Shortly after the federal constitutional convention disbanded in September 1787, Benjamin Franklin was asked by a neighbor, “What have we got, a republic or a monarchy?” With customary wit and wisdom, Franklin replied, “A republic, if you can keep it!”
Like most of the Framers, Franklin believed that the success of the new republic depended largely upon the commitment of the American people. If they were diligent and took an active role as citizens, then it would prosper. If not, the government would be short-lived.
That is why educating the public about the responsibilities of citizenship has always been one of our government’s most important roles. The National Constitution Center proposed for Independence Mall presents a wonderful opportunity. A museum proposal has been put forth by the designer who developed Washington’s successful Holocaust Museum. But there’s been lamentably little public discussion of this plan, or the museum itself, aside from its role in making the Mall more attractive to tourists.
With a projected price tag of $170 million, careful planning of the exhibits, educational programs, and technology for the Constitution Center is critical. Otherwise, it could turn out to be a costly bust.
The Constitution is simply not exciting to Americans. Though one of history’s greatest political documents, the circumstances surrounding its creation lack the fiery passion, personal sacrifice and popular spirit of the American Revolution – something that continues to attract visitors to Independence Hall and the Liberty Bell.
Many Americans lack even a cursory understanding of the Constitution’s provisions or how it adapts to the changing moral conventions of society.
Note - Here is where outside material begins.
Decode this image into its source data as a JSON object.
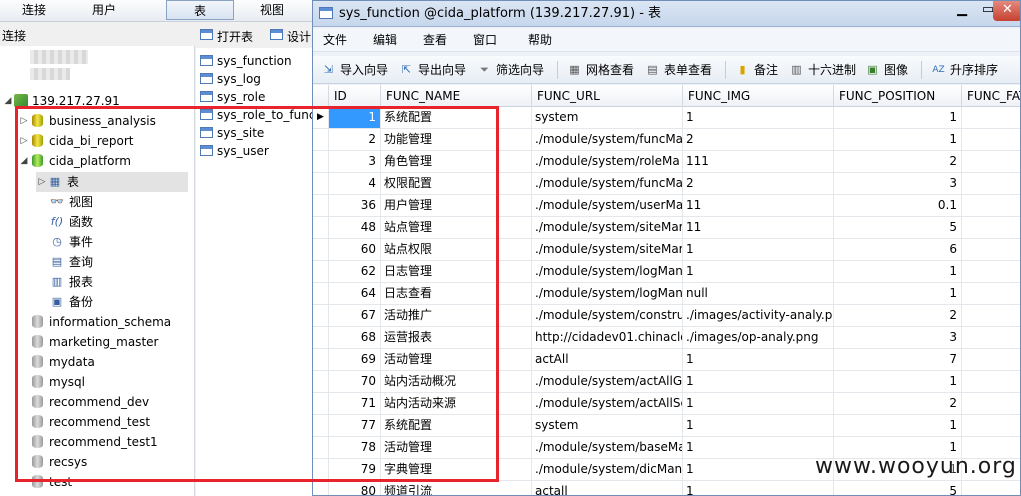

And many confuse it with the Declaration of Independence.
The confusion is best explained by Michael Kammen, author of A Machine That Would Go of Itself: The Constitution in American Culture, who says it “emerged shortly after the federal convention with the Founding Fathers’ own confusion as to the kind of union they created, especially with regard to how much sovereignty the states actually surrendered to the central government.”
The ambiguity has colored every major crisis in our nation’s history. That is why, according to Kammen, the Constitution is “too often neglected or poorly taught in American schools” and, more regrettable, why many of our leaders are “reluctant to serve the public as constitutional educators.”
So there is a tremendous need for a National Constitution Center that can explain the achievements, fragility, and basic dilemmas of governance and citizenship in a democratic society.
Such an institution can become a vital force of civic education, especially for the young. But only if the center can engage visitors by establishing the relevance of the Constitution to their daily lives.
It should contain a museum with lively exhibits and a library devoted to explaining the creation of our federal government as well as the landmark decisions that shaped its history.
Just as valuable would be an institute for the scholarly study of the Constitution and its relevance to contemporary issues.
Regardless of the design, the National Park Service and city planners would do well to establish a special commission of constitutional scholars, public-policy makers, and educators to help with the planning.
They should do so as soon as possible.
Only in this way can they do justice to a document that has changed the course of our nation’s history and will hopefully continue to do so for at least another two centuries.